1. How do I know when and what to publish and what to protect?
It is indeed a difficult question. You should think if your invention is detectable on your final product, what your competitors are doing, based on their products and publications, and what you may gain by protecting it.
Usually, inventions that can be detected on the final product, or if someone with relative knowledge may derive them, or inventions in the technical fields that your competitors are working on are preferred to be protected.
The correct time to file for a patent depends on the maturity of the invention, whether it is a breakthrough, or a continuation of existing knowledge and a possible product launch.
2. Is it expensive to protect my Intellectual Property?
There is no fixed cost. It depends on the geography where you wish to protect it and your strategy. The costs are not related only to the various Patent Offices, but they also depend on the need for translation and attorney fees. For example, a simple application in the Greek region may cost a few hundred euros, while a global application could cost a few thousands. Safeguarding your rights in major European countries, USA, Japan or China for a period of 20 years might cost hundreds of thousands of euros. Our goal is to recommend the direction towards the maximum profit, with the minimum cost.
3. Do I really need to sign NDAs?
Definitely yes. Even if you are talking to a trusted person, an employee, a customer/supplier, a consultant or a friend, it is better to have put an NDA in place before revealing any valuable information.
4. How do I make sure that my trade secrets are actually kept?
Having an NDA signed works in your favor. Usually, NDAs involve non-compliance clauses that would prevent someone from revealing your trade secret. When signing an NDA with another company, it is better to have done a background check and know if they have a good reputation and possess assets, so that you can be compensated in case of an NDA breaching.
1. Do I have to comply with the GDPR?
If you have even one employee then you should certainly comply with the GDPR. If you operate a website through which you do not pass online contracts but which you use to send newsletters you still have to comply with the GDPR. In general you have to comply if you store, transmit, process, delete, etc. information related to an identified or an identifiable person, such as: a name, a social security number, an address etc.
Be careful: compliance with the GDPR doesn’t equal information security. The latter is a much broader concept and depending on the nature of your activities there could be other laws that you might be obliged to comply with regarding data safeguard.
2. Am I a controller, a processor or both?
If it is you who determine the purpose and means of processing then you should consider yourself a controller. If you carry out processing following the guidance of someone else then you are a processor. Whether you act as a controller or a processor is particularly important for your obligations under the GDPR. Attention however, because there might be cases where you operate as a controller for certain processing activities and as a processor for other.
3. What other data, apart from personal data, do I handle?
This depends on your activities. If you deal with patents, trademarks, designs, etc. then you certainly handle intellectual property information in a digitized form, stored somewhere in your servers or in a cloud. If you have adopted specific strategies in your company, then most probably you have trade secrets that allow you to promote your business. Where you have a long dataset of clientele, then you handle simultaneously personal data, a data base that could be eligible for an IP right and a trade secret. Generally speaking

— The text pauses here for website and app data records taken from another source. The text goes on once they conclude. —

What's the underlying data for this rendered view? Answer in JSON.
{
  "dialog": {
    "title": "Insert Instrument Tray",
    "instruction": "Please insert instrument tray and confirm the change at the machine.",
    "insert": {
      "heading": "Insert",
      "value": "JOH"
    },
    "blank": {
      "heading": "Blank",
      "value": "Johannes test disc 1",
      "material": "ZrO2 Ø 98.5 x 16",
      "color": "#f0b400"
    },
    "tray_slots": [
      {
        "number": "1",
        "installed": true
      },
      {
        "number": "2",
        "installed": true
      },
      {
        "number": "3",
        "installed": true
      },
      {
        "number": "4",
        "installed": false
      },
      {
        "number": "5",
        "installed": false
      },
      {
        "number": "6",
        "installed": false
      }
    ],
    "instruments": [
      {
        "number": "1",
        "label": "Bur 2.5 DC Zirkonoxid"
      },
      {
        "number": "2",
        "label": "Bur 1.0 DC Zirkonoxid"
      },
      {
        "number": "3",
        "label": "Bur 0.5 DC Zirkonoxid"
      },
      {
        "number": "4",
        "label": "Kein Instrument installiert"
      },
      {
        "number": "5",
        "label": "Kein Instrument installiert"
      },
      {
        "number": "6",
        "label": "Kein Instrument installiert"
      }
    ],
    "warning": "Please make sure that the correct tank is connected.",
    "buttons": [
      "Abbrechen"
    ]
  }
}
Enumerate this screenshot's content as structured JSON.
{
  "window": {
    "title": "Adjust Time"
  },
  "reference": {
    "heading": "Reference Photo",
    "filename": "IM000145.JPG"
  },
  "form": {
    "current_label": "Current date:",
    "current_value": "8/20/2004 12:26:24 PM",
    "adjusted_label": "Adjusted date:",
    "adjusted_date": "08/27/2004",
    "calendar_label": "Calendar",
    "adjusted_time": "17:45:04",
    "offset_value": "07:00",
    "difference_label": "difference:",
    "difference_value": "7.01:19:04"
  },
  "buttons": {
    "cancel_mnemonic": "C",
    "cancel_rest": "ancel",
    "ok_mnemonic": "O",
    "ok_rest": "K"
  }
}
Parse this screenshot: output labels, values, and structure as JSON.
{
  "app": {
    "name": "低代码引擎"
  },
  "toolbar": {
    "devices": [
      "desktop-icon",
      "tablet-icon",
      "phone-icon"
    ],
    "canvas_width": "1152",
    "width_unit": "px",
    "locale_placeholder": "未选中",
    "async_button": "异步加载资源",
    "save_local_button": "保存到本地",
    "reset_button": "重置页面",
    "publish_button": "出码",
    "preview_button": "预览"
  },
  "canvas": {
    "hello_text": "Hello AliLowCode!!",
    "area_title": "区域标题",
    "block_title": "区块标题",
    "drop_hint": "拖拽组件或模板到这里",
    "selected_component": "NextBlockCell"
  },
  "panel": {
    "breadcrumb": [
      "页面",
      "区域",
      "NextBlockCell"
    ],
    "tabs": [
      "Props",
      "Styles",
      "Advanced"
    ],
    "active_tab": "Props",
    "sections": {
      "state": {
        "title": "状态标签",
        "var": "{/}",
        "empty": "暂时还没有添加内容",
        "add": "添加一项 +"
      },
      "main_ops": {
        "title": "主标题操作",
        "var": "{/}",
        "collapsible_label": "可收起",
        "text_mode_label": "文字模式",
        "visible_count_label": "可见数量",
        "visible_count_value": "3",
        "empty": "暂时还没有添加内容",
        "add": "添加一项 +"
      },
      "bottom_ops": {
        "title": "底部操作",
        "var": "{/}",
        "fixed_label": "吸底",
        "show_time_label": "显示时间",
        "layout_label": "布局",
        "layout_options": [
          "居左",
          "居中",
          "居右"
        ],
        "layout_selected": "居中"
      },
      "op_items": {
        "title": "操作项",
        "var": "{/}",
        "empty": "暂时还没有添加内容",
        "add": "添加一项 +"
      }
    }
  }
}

4. How should I protect data?
There are no specific things you should do to protect data. There is a process-based approach in respect of Data (or Information) Security. You are responsible to choose fitted for purpose measures that suit best your business. To do that you should have recourse to both specialized lawyers and IT experts. The adoption of codes of best practice could certainly help you but are not a panacea.
5. What should I pay attention to when contracting with third parties?
Most often data breaches occur because third party partners to whose systems your systems may be connected to, are poorly protected against cyber risks or other data exposures. Hence, notwithstanding you may have implemented adequate measures in your company, dangerous vulnerabilities might still exist if your partners haven’t considered data threats seriously. What you must do before contracting is to control and check your future partners’ information security resilience.
Be aware of your cloud provider data breach policy. Many cloud providers have embedded disclaimers of liability in their terms and conditions which means that in case of a data breach you should have difficulties in obtaining compensation
(Note: regarding personal data the GDPR has taken certain precautions as to such disclaimers).